On Feb. 8, disaster struck again when Winter Storm Nemo charged its way up the east coast, with Long Island in its crosshairs. The result was nearly thirty inches of snowfall in a 24 hour period. Cars were left abandoned on highways, tens of thousands of people in the Town of Brookhaven were without power and many major roads were closed.
On campus, the situation wasn’t much better. Sidewalks were left unpassable, forcing students to walk in the street in their endless quest to find an open dining hall.
Walking around campus the week prior to the storm, one would have a hard time imagining a devastating force of nature was lying just several hundred miles to the south. While the storm battered every state below the Mason-Dixon line, Stony Brook sat and waited for its arrival.
But why? Why were there not front end loaders and bulldozers lined up in the SAC parking lot waiting for the chance to remove snow? Why was it that the first snow plow didn’t make its appearance until Friday afternoon, long after the snow began to fall? Why weren’t main entrances to buildings being cleared throughout the course of the storm, to ensure that firefighters or paramedics could get in, if need be?
These are questions that many students were asking themselves when they awoke on Saturday morning only to find that there was no clear exit from their buildings. Not to mention nobody in sight trying to free them from their icy prison.

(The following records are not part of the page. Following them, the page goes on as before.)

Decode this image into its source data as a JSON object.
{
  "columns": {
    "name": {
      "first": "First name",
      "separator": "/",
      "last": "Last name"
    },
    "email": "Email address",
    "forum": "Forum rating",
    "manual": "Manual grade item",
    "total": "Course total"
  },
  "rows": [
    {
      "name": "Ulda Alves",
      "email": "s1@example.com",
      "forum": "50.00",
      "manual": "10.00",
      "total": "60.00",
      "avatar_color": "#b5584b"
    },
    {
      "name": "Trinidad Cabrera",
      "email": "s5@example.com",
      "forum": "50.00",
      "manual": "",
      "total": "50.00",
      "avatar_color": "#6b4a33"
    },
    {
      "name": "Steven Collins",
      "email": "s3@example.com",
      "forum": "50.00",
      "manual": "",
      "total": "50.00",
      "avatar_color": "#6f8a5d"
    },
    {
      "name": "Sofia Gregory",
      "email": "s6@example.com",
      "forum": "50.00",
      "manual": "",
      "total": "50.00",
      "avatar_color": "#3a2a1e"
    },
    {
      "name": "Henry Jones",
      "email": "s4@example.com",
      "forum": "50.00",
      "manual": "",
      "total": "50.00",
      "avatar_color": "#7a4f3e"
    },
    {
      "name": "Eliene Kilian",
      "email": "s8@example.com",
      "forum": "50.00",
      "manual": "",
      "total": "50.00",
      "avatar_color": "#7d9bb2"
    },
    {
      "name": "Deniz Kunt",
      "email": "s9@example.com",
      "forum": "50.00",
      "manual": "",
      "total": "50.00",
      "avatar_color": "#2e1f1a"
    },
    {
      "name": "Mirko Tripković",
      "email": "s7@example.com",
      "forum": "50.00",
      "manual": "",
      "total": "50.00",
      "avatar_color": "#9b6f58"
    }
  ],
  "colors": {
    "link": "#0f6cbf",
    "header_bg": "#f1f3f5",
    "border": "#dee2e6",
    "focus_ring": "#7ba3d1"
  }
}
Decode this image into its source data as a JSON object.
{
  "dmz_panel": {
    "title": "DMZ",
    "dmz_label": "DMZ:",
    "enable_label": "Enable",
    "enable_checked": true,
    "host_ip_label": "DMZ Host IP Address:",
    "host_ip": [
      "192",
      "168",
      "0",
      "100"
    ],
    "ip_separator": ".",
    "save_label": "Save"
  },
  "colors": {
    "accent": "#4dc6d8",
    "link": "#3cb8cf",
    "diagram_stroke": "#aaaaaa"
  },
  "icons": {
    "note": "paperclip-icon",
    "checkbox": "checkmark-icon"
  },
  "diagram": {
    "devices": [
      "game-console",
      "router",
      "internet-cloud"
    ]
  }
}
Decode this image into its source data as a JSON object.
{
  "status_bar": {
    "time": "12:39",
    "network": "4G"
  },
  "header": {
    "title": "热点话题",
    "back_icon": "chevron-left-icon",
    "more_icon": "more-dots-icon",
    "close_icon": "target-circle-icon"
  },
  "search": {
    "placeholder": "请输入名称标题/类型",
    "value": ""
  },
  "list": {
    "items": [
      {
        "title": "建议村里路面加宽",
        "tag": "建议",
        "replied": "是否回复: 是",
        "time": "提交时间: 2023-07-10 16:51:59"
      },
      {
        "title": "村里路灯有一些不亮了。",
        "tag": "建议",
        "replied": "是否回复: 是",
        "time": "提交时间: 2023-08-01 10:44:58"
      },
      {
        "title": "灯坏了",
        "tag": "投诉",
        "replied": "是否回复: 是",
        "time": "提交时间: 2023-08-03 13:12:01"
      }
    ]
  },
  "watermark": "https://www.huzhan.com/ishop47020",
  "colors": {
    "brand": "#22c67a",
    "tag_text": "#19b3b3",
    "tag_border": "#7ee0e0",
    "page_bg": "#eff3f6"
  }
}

Many of us dug our way out of our buildings ourselves Saturday morning to trudge through the nearly waist deep snow in search of something to eat, only to find closed dining halls, or insanely long food lines. In Kelly Dining there was actually a line waiting to just get in.
After this, many of us began the long, cold walk through the streets to 7/11 or Dunkin Donuts, hoping that they were open.
Classes were cancelled that Monday, but the University decided to hold classes on Tuesday, even though much of the surrounding area was still buried. This decision was made before much of the campus itself was even clear of snow. The walkways that were clear were left unsalted and covered in a thin sheet of ice. If the Office of Emergency Management’s job is to ensure the safety of students, then they certainly failed in aftermath of this storm.
One thing that needs to be seen in the future from the University is preparation. Preparation needs to be conveyed to students in some manner, even if we can’t see it. If preparations were underway Wednesday or Thursday before the storm, it would’ve been nice to receive an email.
If the last six months have shown us anything, it’s that storms of this magnitude are here to stay for the foreseeable future. As a society that will most likely constantly be in the paths of these future storms, we need to adapt. We need to learn not to panic, to keep our cool and most of all prepare.
These storms don’t come out of nowhere, and we often have at least several days notice before their arrival. Instead of sitting and doing nothing except deliberate about how bad it might be, we need to prepare. Maybe more importantly we need to know that we’re prepared.
We need to see what our University is doing to ensure that we’ll be safe. The solace that will come with that will hopefully stick with us throughout the course of the severe weather. Because just knowing someone is definitely looking out for us is an enormous amount of comfort.
Hopefully the administration will someday look back on Superstorm Sandy, or Winter Storm Nemo and wonder how they ever let something like that get the best of them. As for now, we can only hope that we will learn from our mistakes.